[Task data]
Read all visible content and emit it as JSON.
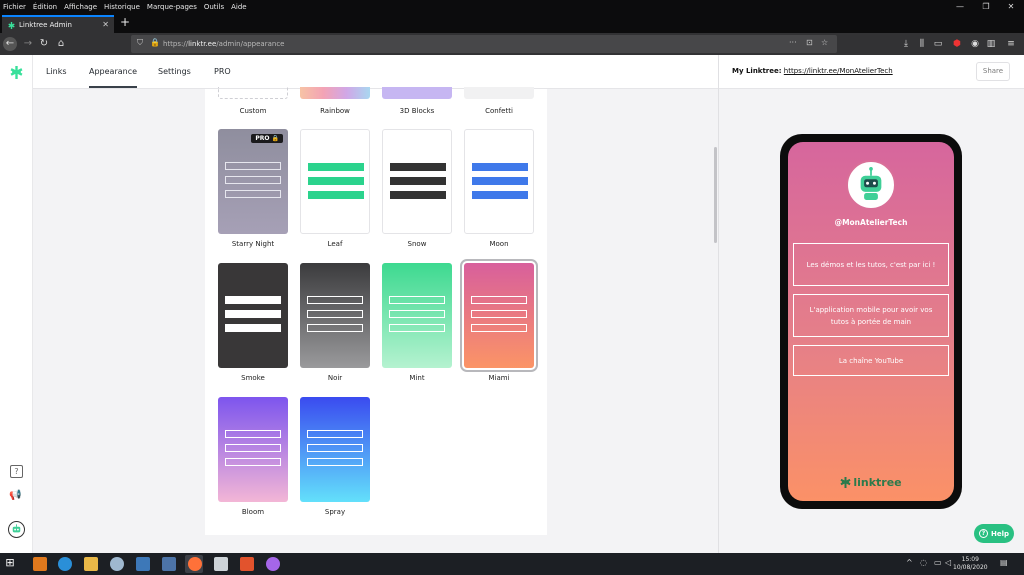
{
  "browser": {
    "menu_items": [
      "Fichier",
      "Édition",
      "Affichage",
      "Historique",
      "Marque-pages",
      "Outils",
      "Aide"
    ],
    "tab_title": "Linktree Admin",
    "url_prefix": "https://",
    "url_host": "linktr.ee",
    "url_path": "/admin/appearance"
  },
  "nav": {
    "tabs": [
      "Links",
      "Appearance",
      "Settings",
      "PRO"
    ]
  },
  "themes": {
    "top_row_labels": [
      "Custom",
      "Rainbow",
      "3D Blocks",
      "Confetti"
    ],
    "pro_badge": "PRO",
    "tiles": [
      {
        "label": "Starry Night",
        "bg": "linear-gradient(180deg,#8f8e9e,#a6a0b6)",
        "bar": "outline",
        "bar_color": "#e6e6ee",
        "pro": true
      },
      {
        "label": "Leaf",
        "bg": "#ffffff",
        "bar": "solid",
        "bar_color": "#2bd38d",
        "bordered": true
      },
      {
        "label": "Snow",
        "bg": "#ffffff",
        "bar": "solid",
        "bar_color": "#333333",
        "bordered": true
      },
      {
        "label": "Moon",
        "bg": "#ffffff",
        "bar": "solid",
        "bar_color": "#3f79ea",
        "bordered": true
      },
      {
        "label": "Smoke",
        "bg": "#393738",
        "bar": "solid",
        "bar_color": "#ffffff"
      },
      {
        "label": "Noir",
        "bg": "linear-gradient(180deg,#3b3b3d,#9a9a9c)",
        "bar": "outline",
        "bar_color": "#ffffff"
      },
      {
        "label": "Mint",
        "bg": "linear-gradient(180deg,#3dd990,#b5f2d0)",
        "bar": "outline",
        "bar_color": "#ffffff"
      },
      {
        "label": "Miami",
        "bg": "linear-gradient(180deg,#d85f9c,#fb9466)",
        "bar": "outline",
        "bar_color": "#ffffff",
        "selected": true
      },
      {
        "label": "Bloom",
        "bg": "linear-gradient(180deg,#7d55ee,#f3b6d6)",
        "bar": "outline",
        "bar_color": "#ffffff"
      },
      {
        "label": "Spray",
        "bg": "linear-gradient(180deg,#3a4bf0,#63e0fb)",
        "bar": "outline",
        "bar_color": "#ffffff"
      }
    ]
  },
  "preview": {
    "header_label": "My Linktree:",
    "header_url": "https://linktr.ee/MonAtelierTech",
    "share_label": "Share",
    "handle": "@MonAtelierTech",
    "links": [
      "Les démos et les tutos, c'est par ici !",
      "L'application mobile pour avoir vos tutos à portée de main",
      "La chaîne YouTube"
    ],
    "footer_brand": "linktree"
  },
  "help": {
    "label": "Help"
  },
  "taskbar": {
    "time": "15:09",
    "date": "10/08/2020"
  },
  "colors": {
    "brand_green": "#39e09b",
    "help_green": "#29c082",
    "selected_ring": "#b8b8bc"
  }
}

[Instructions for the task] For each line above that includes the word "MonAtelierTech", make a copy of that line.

[Task result]
    "header_url": "https://linktr.ee/MonAtelierTech",
    "handle": "@MonAtelierTech",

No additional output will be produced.